Anonymous said...

I was checking out gas prices at Gas Buddy for some of the areas you have passed through.Many are under the $4.00 mark.Lucky you all, you can just thumb your nose at all of them.Food on the other hand enjoy all the high cal. goodies you can hold.Take a check on the compass each morning,East is where the Golden Ring is.Many bright sunrises remain.Bob & Joyce.

Anonymous said...

You guys are amazing!!! Very inspiring. I am so happy that the four of you are making a dream come true, seeing the country, and bonding as a family. Who knows, the Hall 6 might have to get out there and try this sometime....do they make tandems that big?
Seriously, I am in awe of you and I love reading all about your travels. I will say, I am now intensely curious about the mystery spot. And so disappointed that you can't tell me about it! Why leave a gal in suspense! Now I am going to have to visit the UP just to figure out what is in there!!! Chandra

Cathy Clementz said...

Being a Yooper (Newberry, Mi) I enjoyed your thoughts on our neck of the woods. We own a campground and lodging so it is always of interest to us how "non-Yoopers" perceive the area. It sounds like you had a great time. I hope you CAN get back to the Island some time when it isn't so hectic. There is a LOT of history and beauty there.

I do believe that the town you were referring to was Epoufette (in case any of your readers would try to find it on the map). I believe you were spelling it Etoufette.

Enjoy the rest of your summer!

Elaine said...

Xela just told me she needed to go out, so I opened the door for her. The last two months, we've been having our gorgeous summer weather here in the upper Hood River Valley. I'm amazed that most of your photos show a very cloudy sky. Maybe it's just the photos over the lakes. On the other hand, those overcast skies might make the bike riding easier on the eyes = no bright, glaring sun to contend with.
I got some apples the other day. Jim just peeled and sliced them, and I'm about half finished with two apple pies. I wish we could share them with you!!
Just a month to go. Glad to read that you are all having some great experiences. The photos all show four happy faces! Stay safe. We love you. Mom and Dad

Jane Kaminsky said...

Hi Guys -

Jane and Eddie here. We have enjoyed catching up on the last few weeks of your travel. What interesting things you are seeing and adventures you are having. I am so happy that you guys are doing this. You will have memories for a lifetime.

However, I am hoping and praying that Jake doesn't get any bright ideas from your travels. I am definitely a fair-weather biker. Give me 70 degrees, no hills, no sun in the eyes, and no wind or rain and I'm good. The bugs up the nose and the mosquitos would also do me in. Keep up the good work. We can't wait to see you when you return! Alison, Jen and I are thinking Jane Austen for the fall.

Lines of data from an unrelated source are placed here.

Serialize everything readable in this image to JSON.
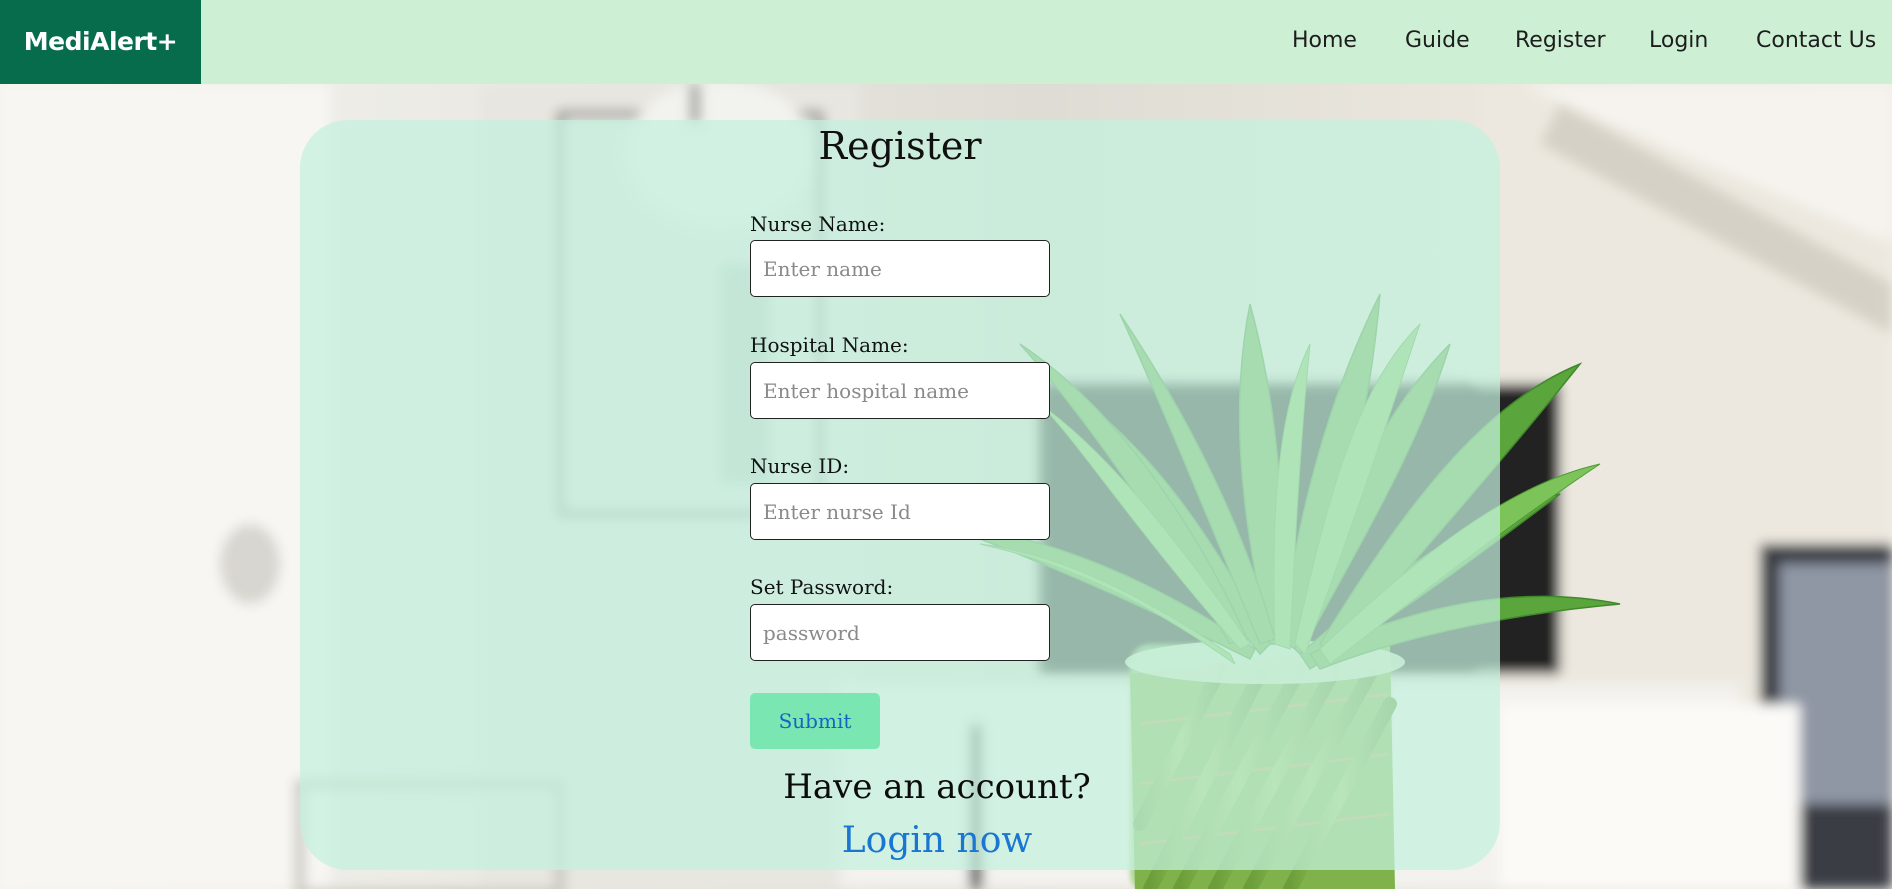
{
  "navbar": {
    "brand": "MediAlert+",
    "items": [
      {
        "label": "Home"
      },
      {
        "label": "Guide"
      },
      {
        "label": "Register"
      },
      {
        "label": "Login"
      },
      {
        "label": "Contact Us"
      }
    ]
  },
  "form": {
    "title": "Register",
    "fields": [
      {
        "label": "Nurse Name:",
        "placeholder": "Enter name",
        "value": ""
      },
      {
        "label": "Hospital Name:",
        "placeholder": "Enter hospital name",
        "value": ""
      },
      {
        "label": "Nurse ID:",
        "placeholder": "Enter nurse Id",
        "value": ""
      },
      {
        "label": "Set Password:",
        "placeholder": "password",
        "value": ""
      }
    ],
    "submit_label": "Submit",
    "account_prompt": "Have an account?",
    "login_link": "Login now"
  },
  "colors": {
    "brand_bg": "#066c4c",
    "navbar_bg": "#cdf0d5",
    "card_bg": "#c3f1de",
    "submit_bg": "#7ae7b3",
    "link": "#1976d2"
  }
}
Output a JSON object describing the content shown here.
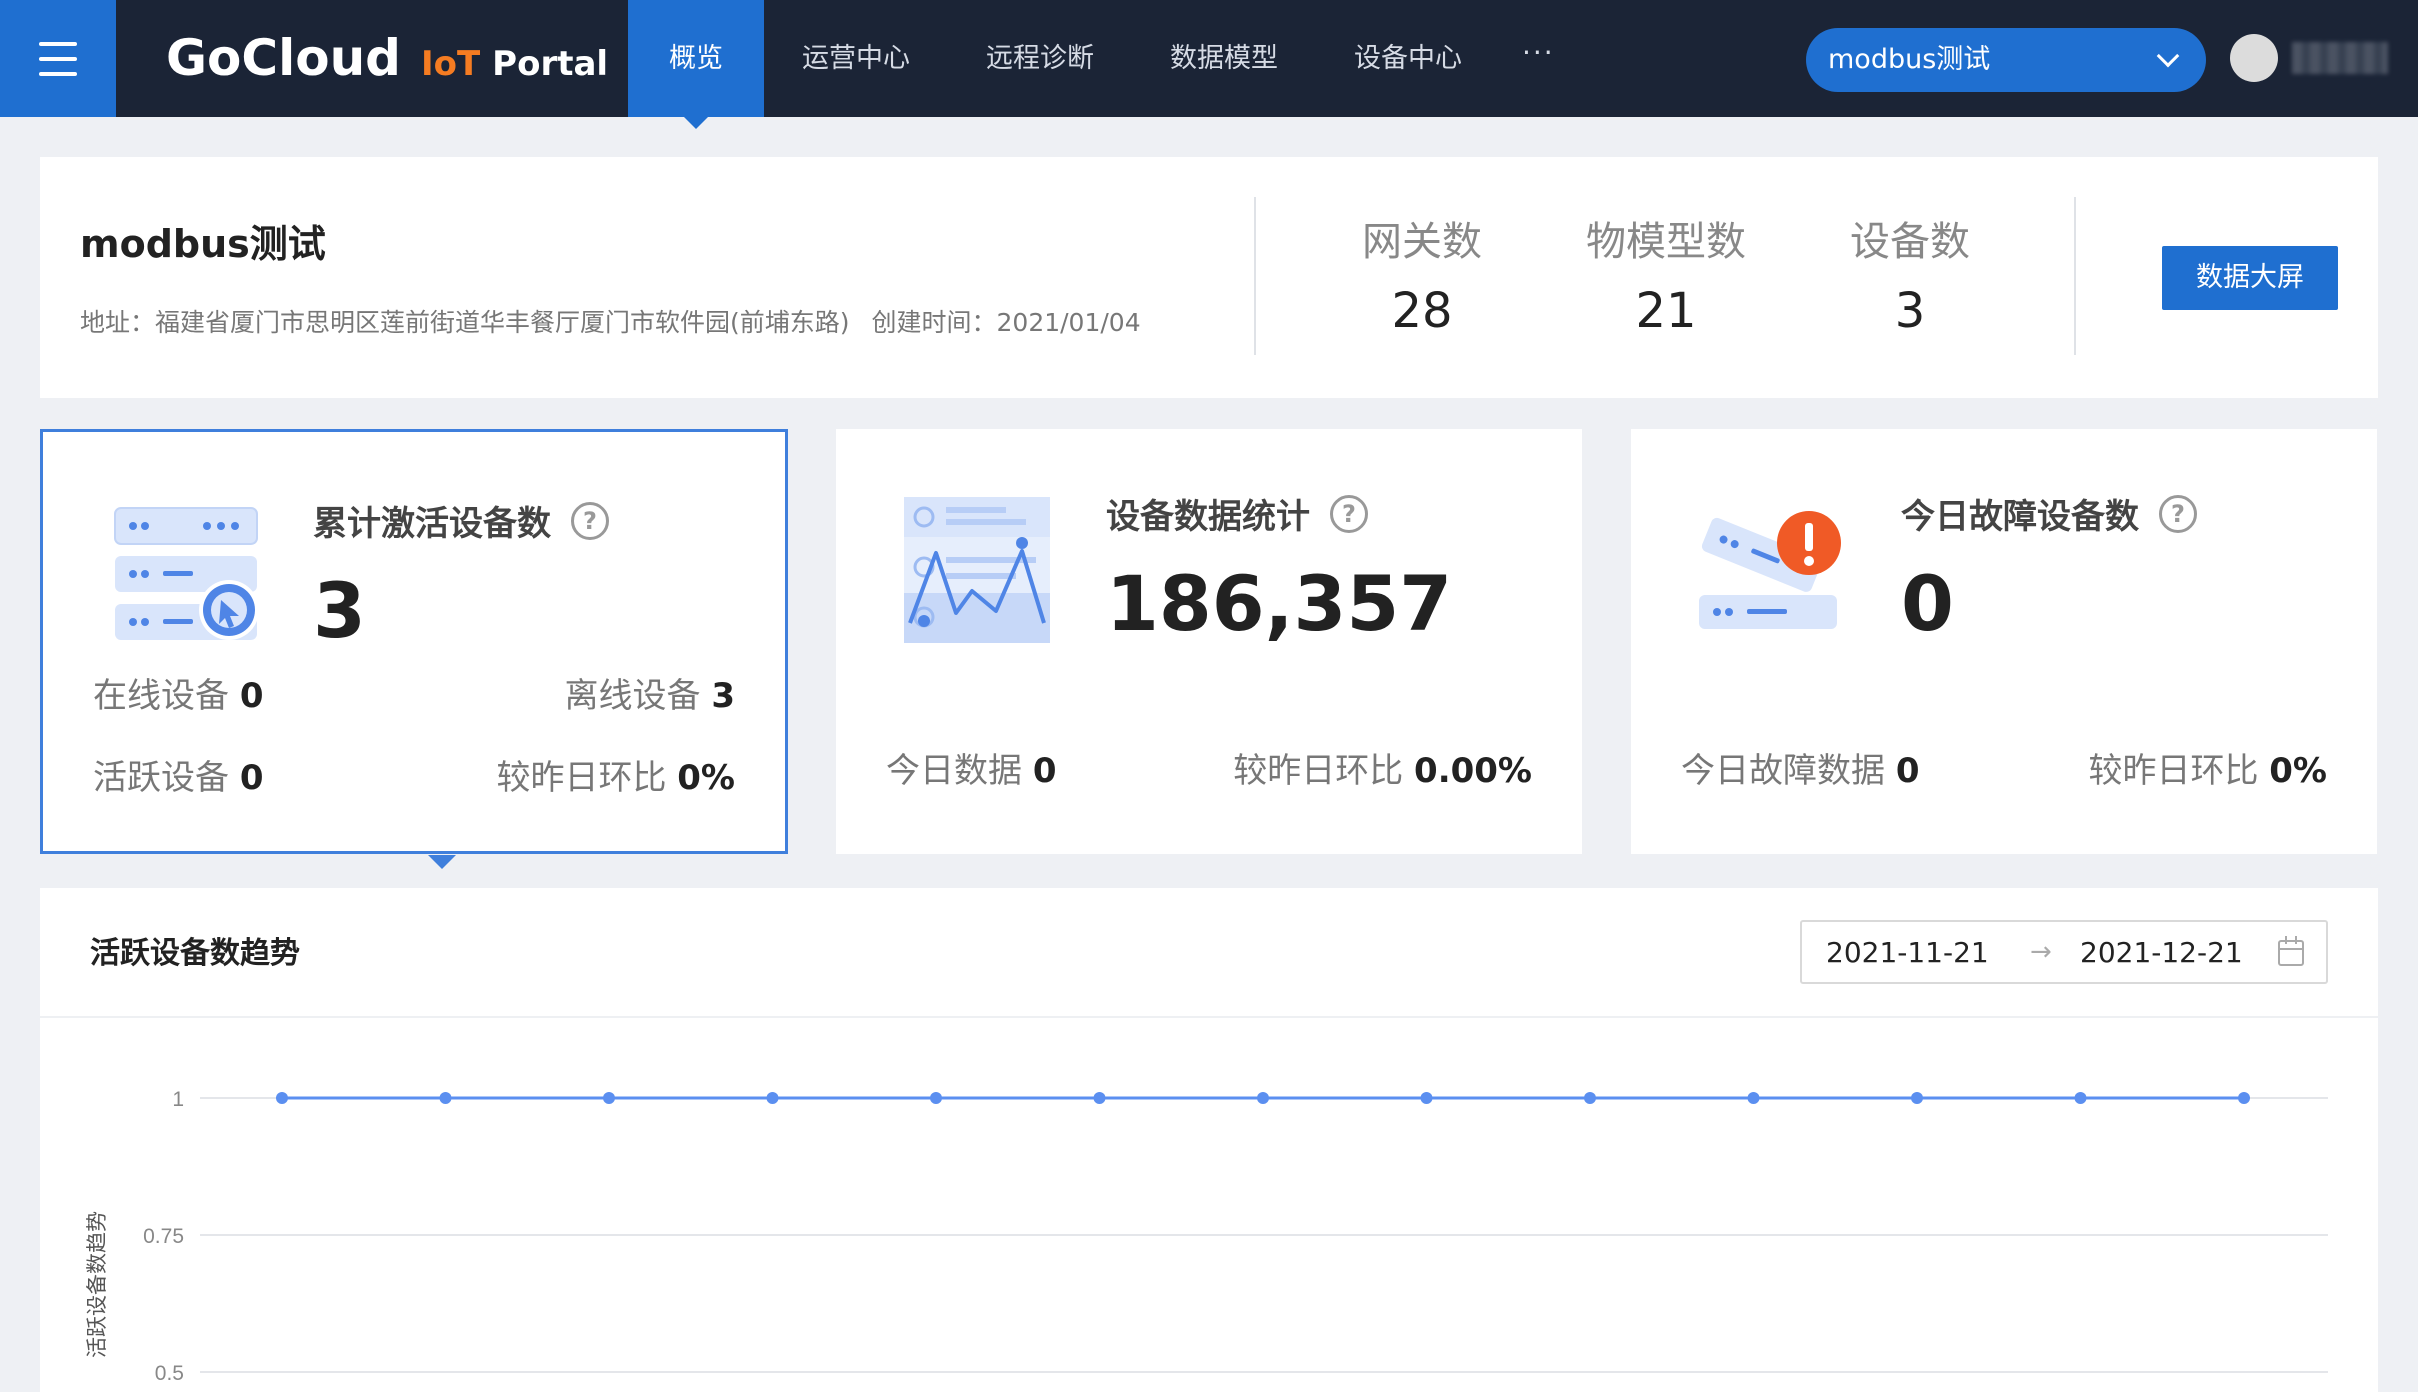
{
  "header": {
    "logo_main": "GoCloud",
    "logo_iot": "IoT",
    "logo_portal": "Portal",
    "nav": [
      "概览",
      "运营中心",
      "远程诊断",
      "数据模型",
      "设备中心"
    ],
    "nav_more": "···",
    "project_selector": "modbus测试"
  },
  "project": {
    "name": "modbus测试",
    "address": "地址：福建省厦门市思明区莲前街道华丰餐厅厦门市软件园(前埔东路)",
    "created": "创建时间：2021/01/04",
    "stats": [
      {
        "label": "网关数",
        "value": "28"
      },
      {
        "label": "物模型数",
        "value": "21"
      },
      {
        "label": "设备数",
        "value": "3"
      }
    ],
    "big_screen_label": "数据大屏"
  },
  "metrics": {
    "activated": {
      "title": "累计激活设备数",
      "value": "3",
      "online_label": "在线设备",
      "online_value": "0",
      "offline_label": "离线设备",
      "offline_value": "3",
      "active_label": "活跃设备",
      "active_value": "0",
      "compare_label": "较昨日环比",
      "compare_value": "0%"
    },
    "data_stats": {
      "title": "设备数据统计",
      "value": "186,357",
      "today_label": "今日数据",
      "today_value": "0",
      "compare_label": "较昨日环比",
      "compare_value": "0.00%"
    },
    "faults": {
      "title": "今日故障设备数",
      "value": "0",
      "today_label": "今日故障数据",
      "today_value": "0",
      "compare_label": "较昨日环比",
      "compare_value": "0%"
    }
  },
  "trend": {
    "title": "活跃设备数趋势",
    "date_start": "2021-11-21",
    "date_arrow": "→",
    "date_end": "2021-12-21"
  },
  "colors": {
    "accent": "#1f6fd0",
    "topbar": "#1b2436",
    "orange": "#f57c22",
    "line": "#5b8ff0"
  },
  "chart_data": {
    "type": "line",
    "ylabel": "活跃设备数趋势",
    "y_ticks": [
      "1",
      "0.75",
      "0.5"
    ],
    "ylim": [
      0.5,
      1
    ],
    "series": [
      {
        "values": [
          1,
          1,
          1,
          1,
          1,
          1,
          1,
          1,
          1,
          1,
          1,
          1,
          1
        ]
      }
    ],
    "grid": true
  }
}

Jane

Becky said...

I totally agree with your assessment of Mackinac Island. And other places like it, actually. I'd rather have an authentic experience any day!